**TASK STATEMENT:** Scan the listing for the word "this" and report every line that contains it.

**SUPPLIED MATERIAL:**
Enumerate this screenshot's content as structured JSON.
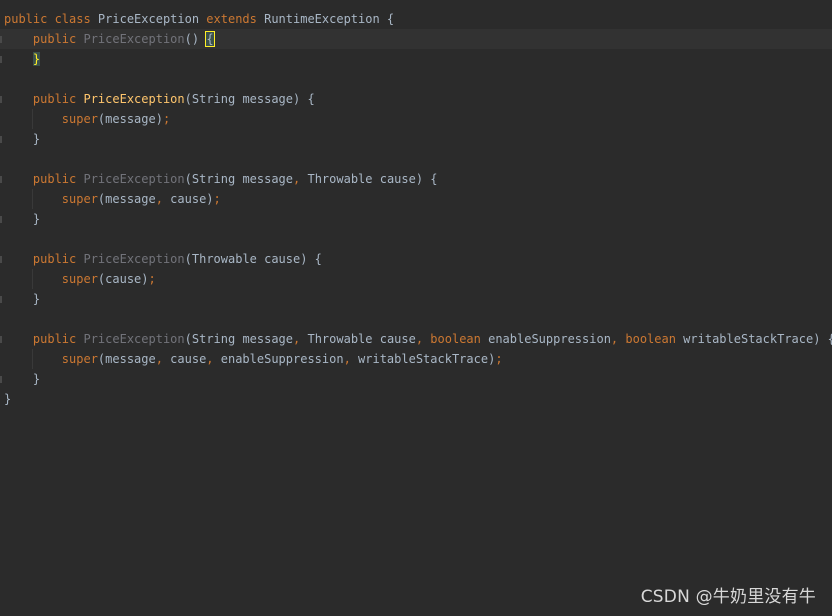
{
  "colors": {
    "background": "#2b2b2b",
    "current_line": "#323232",
    "keyword": "#cc7832",
    "method_declaration": "#ffc66d",
    "unused_symbol": "#72737a",
    "identifier": "#a9b7c6",
    "brace_highlight": "#ffef28"
  },
  "code": {
    "lines": [
      [
        {
          "t": "public class ",
          "c": "kw"
        },
        {
          "t": "PriceException ",
          "c": "plain"
        },
        {
          "t": "extends ",
          "c": "kw"
        },
        {
          "t": "RuntimeException {",
          "c": "plain"
        }
      ],
      [
        {
          "t": "    public ",
          "c": "kw"
        },
        {
          "t": "PriceException",
          "c": "ctor-unused"
        },
        {
          "t": "() ",
          "c": "plain"
        },
        {
          "t": "{",
          "c": "brace-match"
        }
      ],
      [
        {
          "t": "    ",
          "c": "plain"
        },
        {
          "t": "}",
          "c": "brace-match-close"
        }
      ],
      [],
      [
        {
          "t": "    public ",
          "c": "kw"
        },
        {
          "t": "PriceException",
          "c": "ctor"
        },
        {
          "t": "(String message) {",
          "c": "plain"
        }
      ],
      [
        {
          "t": "        super",
          "c": "kw"
        },
        {
          "t": "(message)",
          "c": "plain"
        },
        {
          "t": ";",
          "c": "punct"
        }
      ],
      [
        {
          "t": "    }",
          "c": "plain"
        }
      ],
      [],
      [
        {
          "t": "    public ",
          "c": "kw"
        },
        {
          "t": "PriceException",
          "c": "ctor-unused"
        },
        {
          "t": "(String message",
          "c": "plain"
        },
        {
          "t": ", ",
          "c": "punct"
        },
        {
          "t": "Throwable cause) {",
          "c": "plain"
        }
      ],
      [
        {
          "t": "        super",
          "c": "kw"
        },
        {
          "t": "(message",
          "c": "plain"
        },
        {
          "t": ", ",
          "c": "punct"
        },
        {
          "t": "cause)",
          "c": "plain"
        },
        {
          "t": ";",
          "c": "punct"
        }
      ],
      [
        {
          "t": "    }",
          "c": "plain"
        }
      ],
      [],
      [
        {
          "t": "    public ",
          "c": "kw"
        },
        {
          "t": "PriceException",
          "c": "ctor-unused"
        },
        {
          "t": "(Throwable cause) {",
          "c": "plain"
        }
      ],
      [
        {
          "t": "        super",
          "c": "kw"
        },
        {
          "t": "(cause)",
          "c": "plain"
        },
        {
          "t": ";",
          "c": "punct"
        }
      ],
      [
        {
          "t": "    }",
          "c": "plain"
        }
      ],
      [],
      [
        {
          "t": "    public ",
          "c": "kw"
        },
        {
          "t": "PriceException",
          "c": "ctor-unused"
        },
        {
          "t": "(String message",
          "c": "plain"
        },
        {
          "t": ", ",
          "c": "punct"
        },
        {
          "t": "Throwable cause",
          "c": "plain"
        },
        {
          "t": ", ",
          "c": "punct"
        },
        {
          "t": "boolean ",
          "c": "kw"
        },
        {
          "t": "enableSuppression",
          "c": "plain"
        },
        {
          "t": ", ",
          "c": "punct"
        },
        {
          "t": "boolean ",
          "c": "kw"
        },
        {
          "t": "writableStackTrace) {",
          "c": "plain"
        }
      ],
      [
        {
          "t": "        super",
          "c": "kw"
        },
        {
          "t": "(message",
          "c": "plain"
        },
        {
          "t": ", ",
          "c": "punct"
        },
        {
          "t": "cause",
          "c": "plain"
        },
        {
          "t": ", ",
          "c": "punct"
        },
        {
          "t": "enableSuppression",
          "c": "plain"
        },
        {
          "t": ", ",
          "c": "punct"
        },
        {
          "t": "writableStackTrace)",
          "c": "plain"
        },
        {
          "t": ";",
          "c": "punct"
        }
      ],
      [
        {
          "t": "    }",
          "c": "plain"
        }
      ],
      [
        {
          "t": "}",
          "c": "plain"
        }
      ]
    ]
  },
  "watermark": {
    "text": "CSDN @牛奶里没有牛"
  }
}
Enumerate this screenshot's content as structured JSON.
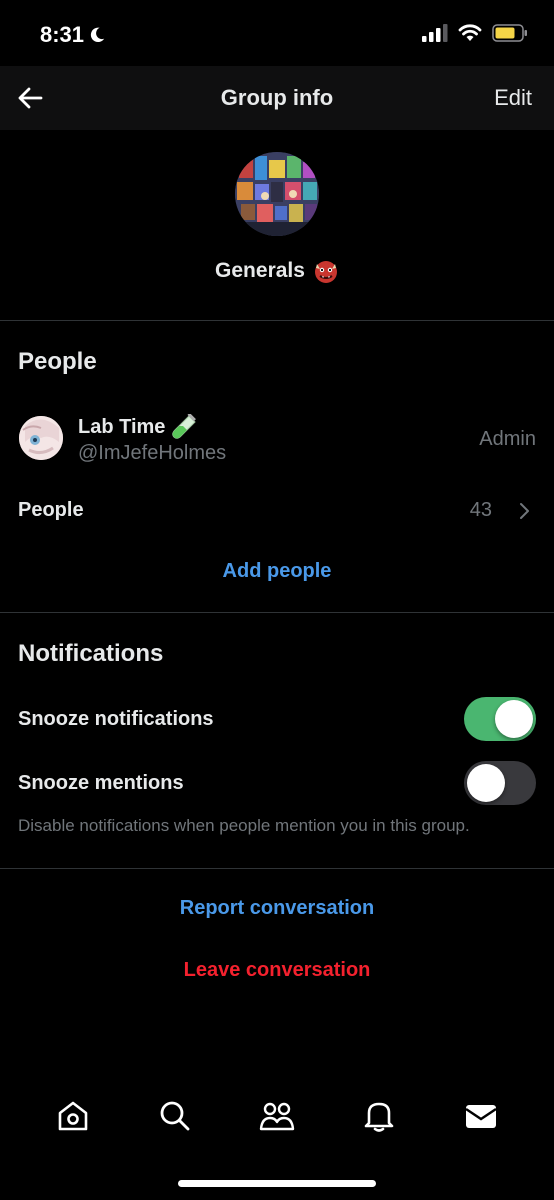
{
  "status_bar": {
    "time": "8:31",
    "icons": [
      "moon-icon",
      "cellular-signal-icon",
      "wifi-icon",
      "battery-icon"
    ],
    "battery_color": "#f5d547"
  },
  "nav": {
    "title": "Group info",
    "edit_label": "Edit",
    "back_icon": "arrow-left-icon"
  },
  "group": {
    "name": "Generals",
    "emoji_icon": "ogre-emoji-icon"
  },
  "people_section": {
    "title": "People",
    "member": {
      "name": "Lab Time",
      "badge_icon": "test-tube-icon",
      "handle": "@ImJefeHolmes",
      "role": "Admin"
    },
    "people_label": "People",
    "people_count": "43",
    "add_people_label": "Add people"
  },
  "notifications_section": {
    "title": "Notifications",
    "snooze_notifications_label": "Snooze notifications",
    "snooze_notifications_on": true,
    "snooze_mentions_label": "Snooze mentions",
    "snooze_mentions_on": false,
    "helper_text": "Disable notifications when people mention you in this group."
  },
  "actions": {
    "report_label": "Report conversation",
    "leave_label": "Leave conversation"
  },
  "tab_bar": {
    "items": [
      "home-icon",
      "search-icon",
      "communities-icon",
      "notifications-bell-icon",
      "messages-envelope-icon"
    ]
  },
  "colors": {
    "accent_blue": "#4a99e9",
    "danger_red": "#f4212e",
    "toggle_on": "#4ab670",
    "secondary_text": "#71767b"
  }
}
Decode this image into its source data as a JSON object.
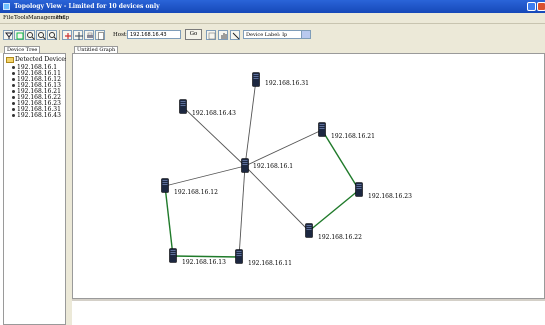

**ANSWER BOX:**
Enumerate this screenshot's content as structured JSON.
Enumerate this screenshot's content as structured JSON.
    "helper_text": "Disable notifications when people mention you in this group."
Decode this image into its source data as a JSON object.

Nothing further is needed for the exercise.